In the TV series, a criminal named Turk Barrett (played by Rob Morgan) appears a number of times. The comic book version of Barrett once stole the Stilt-Man armor, and used it to fight Daredevil.
The barrels containing the chemicals that blinded a young Matt Murdock are labeled with “0464,” a reference to the April 1964 publication date of the first Daredevil comic.
This one feels like a stretch, but that assassin who shoots at the police with a sniper rifle? He had a random playing card in his bag (an Ace no less). Bullseye is a major Dardevil villain who is not only a crack shot, he’s also very fond of throwing playing cards as weapons.
17. Stick, Chaste, and the Hand
Stick is a major figure in the Daredevil comic books, and just like the show, he trained a young Matt Murdock in how to control his heightened senses. More importantly though, Stick’s presence in the TV series opens a number of doors for the second season.
In the comics, Stick is the leader of an ancient order of warriors known as the Chaste. His group is embroiled in a war against a ninja clan known as the Hand. These ninja are known for their red uniforms, heavily implying that Nobu was their representative in New York. We saw a bit of this war already, but if the show decides to double down on this angle, we might also get a chance to see Daredevil’s most famous love interest: Elektra, who herself is a prominent member of the Hand.
18. WHiH World News
This is less of an easter egg, and more of a recurring appearance in the Marvel Cinematic Universe. The TV network WHiH World News has been featured in some capacity in everything from The Incredible Hulk to Iron Man 2, and more recently, Agents of SHIELD. It’s basically the go-to name for whenever a Marvel movie or TV show needs to show news footage.
19. Brett Mahoney
Police officer Brett Mahoney, one of the few clean cops on the New York force, was inspired by a character of the same name in the comics. He appeared in Marvel Comics Presents as a detective investigating a mysterious murder.
20. Father Lantom
Father Lantom, Matt Murdock’s Jiminy Cricket, was named after a minor comic book character created by Brian K. Vaughan and Adrian Alphona for Runaways.
Rigoletto is mentioned as a loan shark (and likely a gangster) who fronts Wilson Fisk’s dad some money to run his election campaign. In the comics, Don Rigoletto is a mafia boss who gives Wilson Fisk his start, as his bodyguard no less. Fisk eventually murders Rigoletto to take over his criminal operation.
22. Fogwell’s Gym
Both Jack and Matt Murdock train at a place called Fogwell’s Gym, a location plucked straight from the comics.
23. Josie’s Bar
The bar that Foggy and Matt are so fond off, Josie’s, is also inspired by a comic book location of the same name. Daredevil has frequently used it to find sources and interrogate in his ongoing investigations.

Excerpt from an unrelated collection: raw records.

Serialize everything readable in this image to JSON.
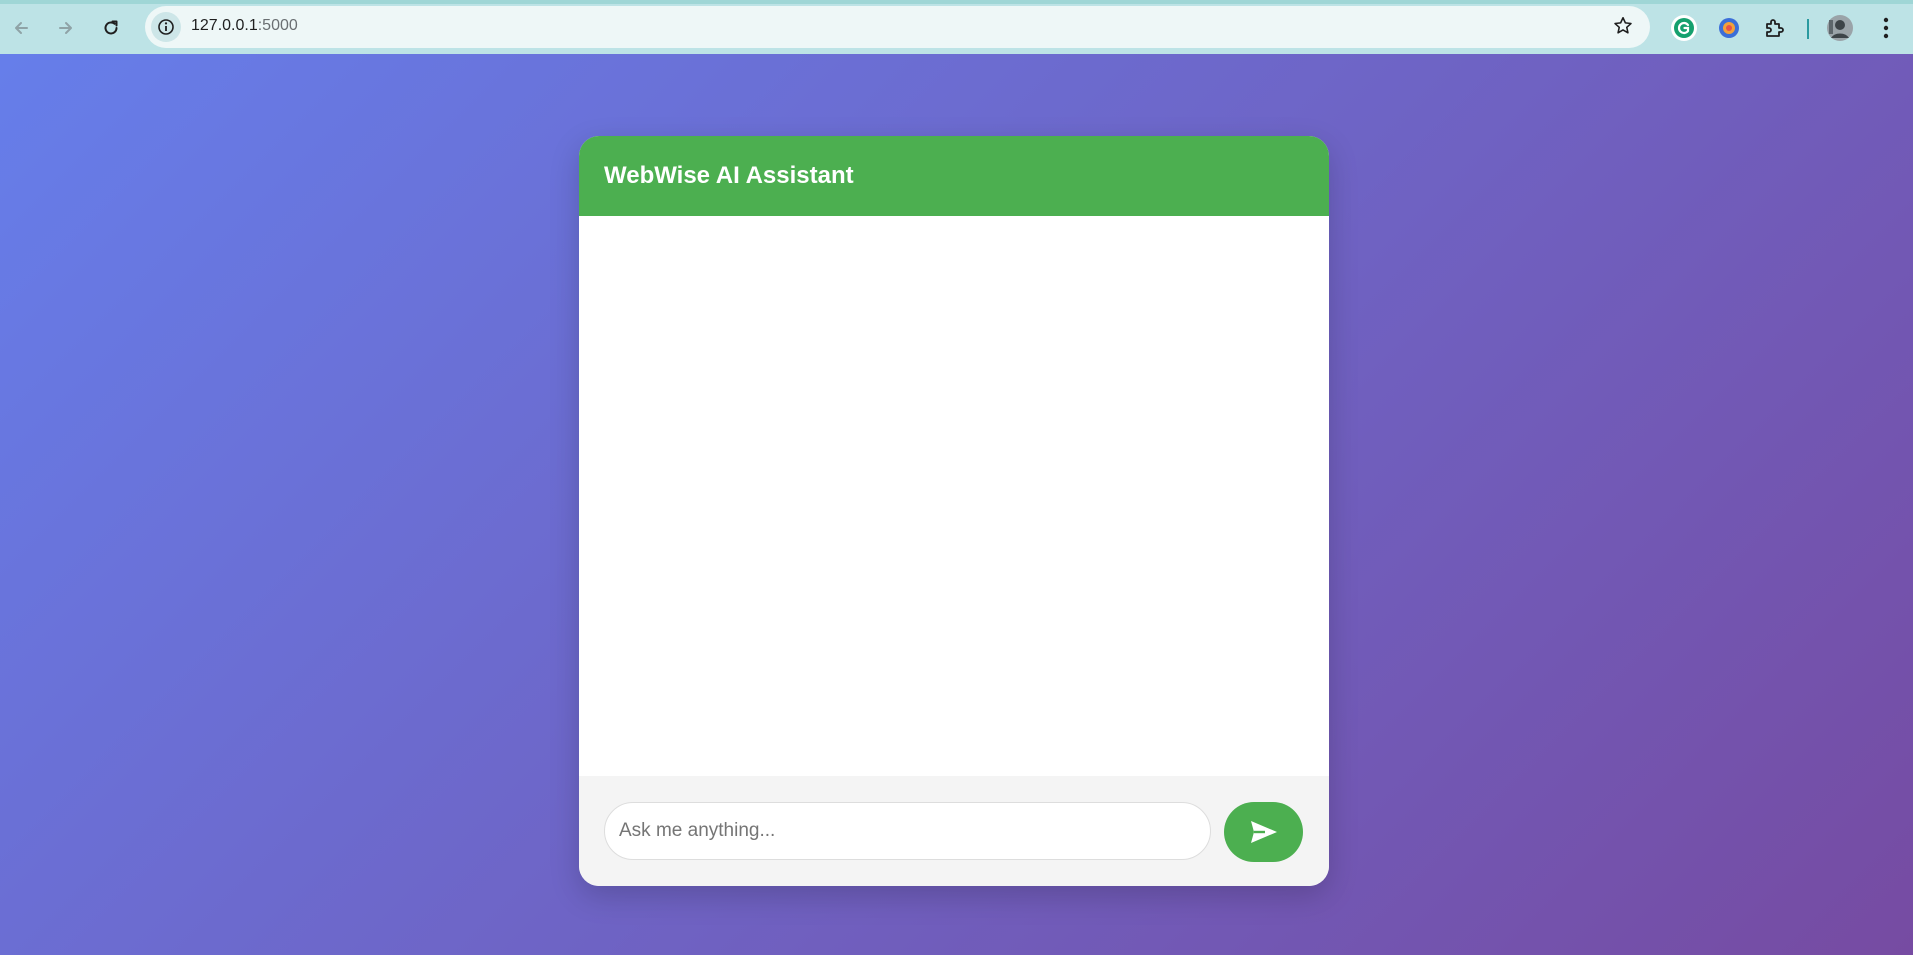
{
  "browser": {
    "url_host": "127.0.0.1",
    "url_port": ":5000",
    "back_icon": "arrow-left-icon",
    "forward_icon": "arrow-right-icon",
    "reload_icon": "reload-icon",
    "site_info_icon": "info-icon",
    "bookmark_icon": "star-icon",
    "extensions": [
      "grammarly-icon",
      "color-extension-icon",
      "puzzle-extensions-icon"
    ],
    "profile_icon": "avatar",
    "menu_icon": "kebab-menu-icon"
  },
  "theme": {
    "background_gradient": [
      "#667eea",
      "#764ba2"
    ],
    "accent": "#4caf50",
    "card_background": "#ffffff",
    "input_area_background": "#f4f4f4"
  },
  "chat": {
    "title": "WebWise AI Assistant",
    "messages": [],
    "input_value": "",
    "input_placeholder": "Ask me anything...",
    "send_icon": "send-icon"
  }
}
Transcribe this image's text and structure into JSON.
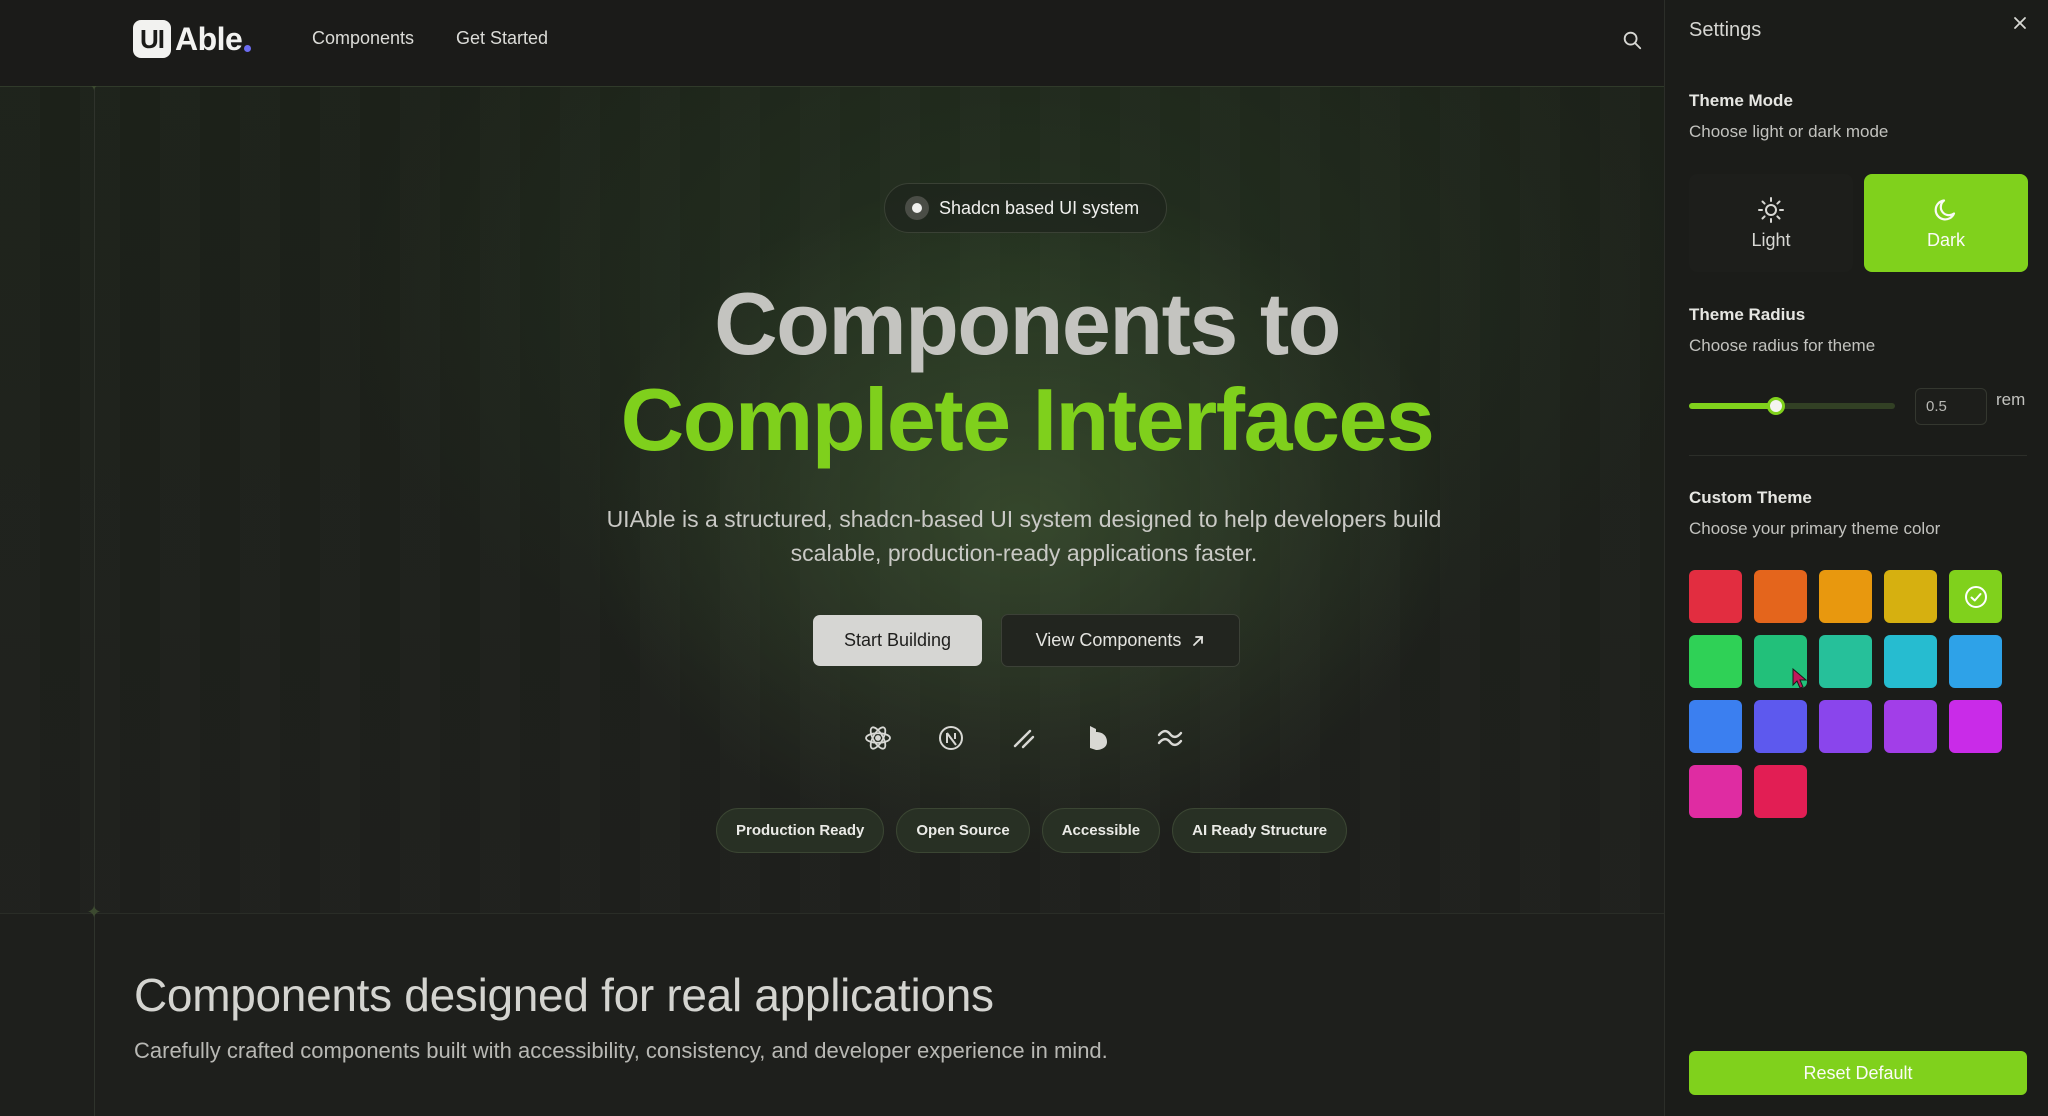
{
  "header": {
    "logo_mark": "UI",
    "logo_text": "Able",
    "nav": [
      "Components",
      "Get Started"
    ]
  },
  "hero": {
    "pill_text": "Shadcn based UI system",
    "title_line1": "Components to",
    "title_line2": "Complete Interfaces",
    "description": "UIAble is a structured, shadcn-based UI system designed to help developers build scalable, production-ready applications faster.",
    "primary_button": "Start Building",
    "secondary_button": "View Components",
    "tech_icons": [
      "react-icon",
      "nextjs-icon",
      "shadcn-icon",
      "bootstrap-like-icon",
      "tailwind-icon"
    ],
    "badges": [
      "Production Ready",
      "Open Source",
      "Accessible",
      "AI Ready Structure"
    ]
  },
  "section": {
    "title": "Components designed for real applications",
    "subtitle": "Carefully crafted components built with accessibility, consistency, and developer experience in mind."
  },
  "settings": {
    "title": "Settings",
    "theme_mode": {
      "heading": "Theme Mode",
      "subtitle": "Choose light or dark mode",
      "options": [
        "Light",
        "Dark"
      ],
      "selected": "Dark"
    },
    "theme_radius": {
      "heading": "Theme Radius",
      "subtitle": "Choose radius for theme",
      "value": "0.5",
      "unit": "rem",
      "slider_fraction": 0.42
    },
    "custom_theme": {
      "heading": "Custom Theme",
      "subtitle": "Choose your primary theme color",
      "colors": [
        "#e22d40",
        "#e4651c",
        "#e8980e",
        "#d6b010",
        "#80d11c",
        "#2fd156",
        "#22c07a",
        "#26c09a",
        "#26bcd0",
        "#2ea2e8",
        "#3b7ff0",
        "#5d59ee",
        "#8a45ec",
        "#a23ee8",
        "#c92be8",
        "#df2ca2",
        "#e21e54"
      ],
      "selected_index": 4
    },
    "reset_button": "Reset Default"
  },
  "colors": {
    "accent": "#80d11c",
    "background": "#1e1f1c"
  }
}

24. Call Me Mike
Mike sounded like a random pseudonym Matt Murdock gave to Claire in order to protect his identity, but it’s actually a cheeky reference to an infamous comic book arc. In the comics, Daredevil once created an alter ego he named Mike Murdock, and pretended that “Mike” was his twin brother. For obvious reasons, this was confusing to readers, and it was dropped soon after.
25. Roscoe Sweeney
In the show, Roscoe is the man who arranges Jack Murdock’s fixed boxing matches. In the comics, he has a very similar role, and is known as The Fixer. Just like in the series, the Fixer arranges Jack Murdock’s last fight, and has Murdock murdered after he refuses to throw the bout. Daredevil would later confront the Fixer, inadvertently giving him a fatal heart attack.
A poster on the wall of Fogwell’s Gym features a fighter named “Barton.” It might be a stretch, but considering Clint Barton is a major Avengers character, it could be a reference to someone he’s related to.
27. Roxxon Oil Corporation
Roxxon is one of the major clients of the law firm that Matt and Foggy interned at, but that’s not the only time this company has shown up. You can spot its logos in all three Iron Man movies, its gas stations in Agents of SHIELD and one of the Marvel short films, and the company is featured prominently in Agent Carter.